- _Exercise instructions_
Would you set down every entry again, exactly as written?

- _Task input_

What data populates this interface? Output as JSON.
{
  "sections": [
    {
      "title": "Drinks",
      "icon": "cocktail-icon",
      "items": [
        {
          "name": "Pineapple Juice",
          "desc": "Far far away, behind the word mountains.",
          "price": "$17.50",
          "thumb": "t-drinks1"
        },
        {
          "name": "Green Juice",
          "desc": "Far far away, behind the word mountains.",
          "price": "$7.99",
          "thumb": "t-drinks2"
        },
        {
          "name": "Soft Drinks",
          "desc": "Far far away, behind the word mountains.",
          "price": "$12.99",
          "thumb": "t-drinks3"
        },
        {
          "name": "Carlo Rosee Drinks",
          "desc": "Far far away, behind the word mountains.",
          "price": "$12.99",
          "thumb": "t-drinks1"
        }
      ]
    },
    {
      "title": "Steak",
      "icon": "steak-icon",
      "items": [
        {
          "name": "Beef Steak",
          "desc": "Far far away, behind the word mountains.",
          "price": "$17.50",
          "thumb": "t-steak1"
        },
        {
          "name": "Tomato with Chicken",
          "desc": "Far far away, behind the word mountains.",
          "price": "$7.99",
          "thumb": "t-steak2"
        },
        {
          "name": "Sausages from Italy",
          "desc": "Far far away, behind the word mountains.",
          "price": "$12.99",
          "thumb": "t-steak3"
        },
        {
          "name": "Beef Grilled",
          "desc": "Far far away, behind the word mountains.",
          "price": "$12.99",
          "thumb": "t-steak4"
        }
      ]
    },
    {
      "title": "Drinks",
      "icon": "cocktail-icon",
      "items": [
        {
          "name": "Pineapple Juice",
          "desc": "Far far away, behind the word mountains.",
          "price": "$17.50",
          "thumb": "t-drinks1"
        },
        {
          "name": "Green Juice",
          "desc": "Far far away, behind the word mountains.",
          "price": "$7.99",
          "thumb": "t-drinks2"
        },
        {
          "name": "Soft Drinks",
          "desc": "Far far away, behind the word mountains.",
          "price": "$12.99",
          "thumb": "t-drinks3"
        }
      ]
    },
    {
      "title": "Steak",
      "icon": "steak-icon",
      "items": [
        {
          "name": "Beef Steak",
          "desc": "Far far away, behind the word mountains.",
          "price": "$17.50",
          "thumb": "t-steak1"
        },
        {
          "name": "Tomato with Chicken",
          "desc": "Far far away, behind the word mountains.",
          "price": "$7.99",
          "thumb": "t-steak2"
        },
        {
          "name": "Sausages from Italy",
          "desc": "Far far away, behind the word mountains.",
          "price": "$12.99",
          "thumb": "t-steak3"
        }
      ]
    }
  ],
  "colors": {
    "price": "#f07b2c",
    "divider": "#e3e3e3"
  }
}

- _Answer to the exercise_
What data populates this interface? Output as JSON.
{
  "sections": [
    {
      "title": "Drinks",
      "icon": "cocktail-icon",
      "items": [
        {
          "name": "Pineapple Juice",
          "desc": "Far far away, behind the word mountains.",
          "price": "$17.50",
          "thumb": "t-drinks1"
        },
        {
          "name": "Green Juice",
          "desc": "Far far away, behind the word mountains.",
          "price": "$7.99",
          "thumb": "t-drinks2"
        },
        {
          "name": "Soft Drinks",
          "desc": "Far far away, behind the word mountains.",
          "price": "$12.99",
          "thumb": "t-drinks3"
        },
        {
          "name": "Carlo Rosee Drinks",
          "desc": "Far far away, behind the word mountains.",
          "price": "$12.99",
          "thumb": "t-drinks1"
        }
      ]
    },
    {
      "title": "Steak",
      "icon": "steak-icon",
      "items": [
        {
          "name": "Beef Steak",
          "desc": "Far far away, behind the word mountains.",
          "price": "$17.50",
          "thumb": "t-steak1"
        },
        {
          "name": "Tomato with Chicken",
          "desc": "Far far away, behind the word mountains.",
          "price": "$7.99",
          "thumb": "t-steak2"
        },
        {
          "name": "Sausages from Italy",
          "desc": "Far far away, behind the word mountains.",
          "price": "$12.99",
          "thumb": "t-steak3"
        },
        {
          "name": "Beef Grilled",
          "desc": "Far far away, behind the word mountains.",
          "price": "$12.99",
          "thumb": "t-steak4"
        }
      ]
    },
    {
      "title": "Drinks",
      "icon": "cocktail-icon",
      "items": [
        {
          "name": "Pineapple Juice",
          "desc": "Far far away, behind the word mountains.",
          "price": "$17.50",
          "thumb": "t-drinks1"
        },
        {
          "name": "Green Juice",
          "desc": "Far far away, behind the word mountains.",
          "price": "$7.99",
          "thumb": "t-drinks2"
        },
        {
          "name": "Soft Drinks",
          "desc": "Far far away, behind the word mountains.",
          "price": "$12.99",
          "thumb": "t-drinks3"
        }
      ]
    },
    {
      "title": "Steak",
      "icon": "steak-icon",
      "items": [
        {
          "name": "Beef Steak",
          "desc": "Far far away, behind the word mountains.",
          "price": "$17.50",
          "thumb": "t-steak1"
        },
        {
          "name": "Tomato with Chicken",
          "desc": "Far far away, behind the word mountains.",
          "price": "$7.99",
          "thumb": "t-steak2"
        },
        {
          "name": "Sausages from Italy",
          "desc": "Far far away, behind the word mountains.",
          "price": "$12.99",
          "thumb": "t-steak3"
        }
      ]
    }
  ],
  "colors": {
    "price": "#f07b2c",
    "divider": "#e3e3e3"
  }
}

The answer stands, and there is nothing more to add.